# Problem to solve
Look over the material for the string "document". Copy every line where it turns up.

--- Source material Enclosed Below ---

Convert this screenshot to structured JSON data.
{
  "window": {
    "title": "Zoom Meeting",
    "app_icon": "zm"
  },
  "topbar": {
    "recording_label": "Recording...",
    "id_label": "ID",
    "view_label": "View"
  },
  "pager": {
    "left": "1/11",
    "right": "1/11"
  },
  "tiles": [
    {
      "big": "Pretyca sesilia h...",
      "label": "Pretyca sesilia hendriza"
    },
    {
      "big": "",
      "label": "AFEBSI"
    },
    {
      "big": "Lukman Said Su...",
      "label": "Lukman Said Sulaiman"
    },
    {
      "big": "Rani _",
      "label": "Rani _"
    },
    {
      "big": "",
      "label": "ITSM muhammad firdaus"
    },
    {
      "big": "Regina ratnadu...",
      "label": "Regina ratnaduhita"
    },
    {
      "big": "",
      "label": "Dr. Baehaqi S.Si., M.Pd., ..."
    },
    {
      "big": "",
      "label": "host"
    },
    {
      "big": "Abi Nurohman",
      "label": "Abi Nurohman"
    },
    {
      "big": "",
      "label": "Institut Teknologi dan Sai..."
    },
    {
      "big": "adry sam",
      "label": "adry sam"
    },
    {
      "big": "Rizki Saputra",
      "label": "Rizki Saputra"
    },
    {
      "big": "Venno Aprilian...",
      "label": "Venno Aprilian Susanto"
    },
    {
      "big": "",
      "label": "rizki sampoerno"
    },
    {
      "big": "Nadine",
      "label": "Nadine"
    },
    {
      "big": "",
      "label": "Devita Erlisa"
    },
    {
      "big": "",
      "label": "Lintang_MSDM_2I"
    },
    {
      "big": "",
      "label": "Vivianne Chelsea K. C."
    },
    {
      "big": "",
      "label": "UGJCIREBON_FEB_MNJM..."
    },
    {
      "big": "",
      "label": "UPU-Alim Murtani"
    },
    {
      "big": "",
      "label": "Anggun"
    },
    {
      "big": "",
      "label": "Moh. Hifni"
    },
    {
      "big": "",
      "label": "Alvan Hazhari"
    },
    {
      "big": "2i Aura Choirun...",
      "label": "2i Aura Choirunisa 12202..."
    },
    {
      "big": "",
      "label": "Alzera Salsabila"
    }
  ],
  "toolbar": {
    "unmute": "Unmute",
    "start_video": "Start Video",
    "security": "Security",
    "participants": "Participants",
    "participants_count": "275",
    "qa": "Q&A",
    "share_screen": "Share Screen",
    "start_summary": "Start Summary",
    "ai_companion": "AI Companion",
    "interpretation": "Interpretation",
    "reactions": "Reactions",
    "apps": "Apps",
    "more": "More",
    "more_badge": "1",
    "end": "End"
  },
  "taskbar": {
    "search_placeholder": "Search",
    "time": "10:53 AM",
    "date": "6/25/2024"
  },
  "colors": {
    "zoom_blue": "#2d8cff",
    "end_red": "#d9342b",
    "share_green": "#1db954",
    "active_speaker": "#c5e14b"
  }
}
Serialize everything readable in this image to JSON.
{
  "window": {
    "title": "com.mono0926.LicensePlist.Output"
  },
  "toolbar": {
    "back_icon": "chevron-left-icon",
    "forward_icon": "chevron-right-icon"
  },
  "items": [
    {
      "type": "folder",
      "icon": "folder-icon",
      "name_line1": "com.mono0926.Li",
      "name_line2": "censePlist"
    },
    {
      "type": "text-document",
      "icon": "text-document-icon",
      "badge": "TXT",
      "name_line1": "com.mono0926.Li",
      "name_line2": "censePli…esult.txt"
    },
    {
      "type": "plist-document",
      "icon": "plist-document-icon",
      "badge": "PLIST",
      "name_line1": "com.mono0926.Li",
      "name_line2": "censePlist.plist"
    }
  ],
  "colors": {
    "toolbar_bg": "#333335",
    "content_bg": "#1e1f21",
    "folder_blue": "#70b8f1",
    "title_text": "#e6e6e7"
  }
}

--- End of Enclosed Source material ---

# Response to the task
      "type": "text-document",
      "icon": "text-document-icon",
      "type": "plist-document",
      "icon": "plist-document-icon",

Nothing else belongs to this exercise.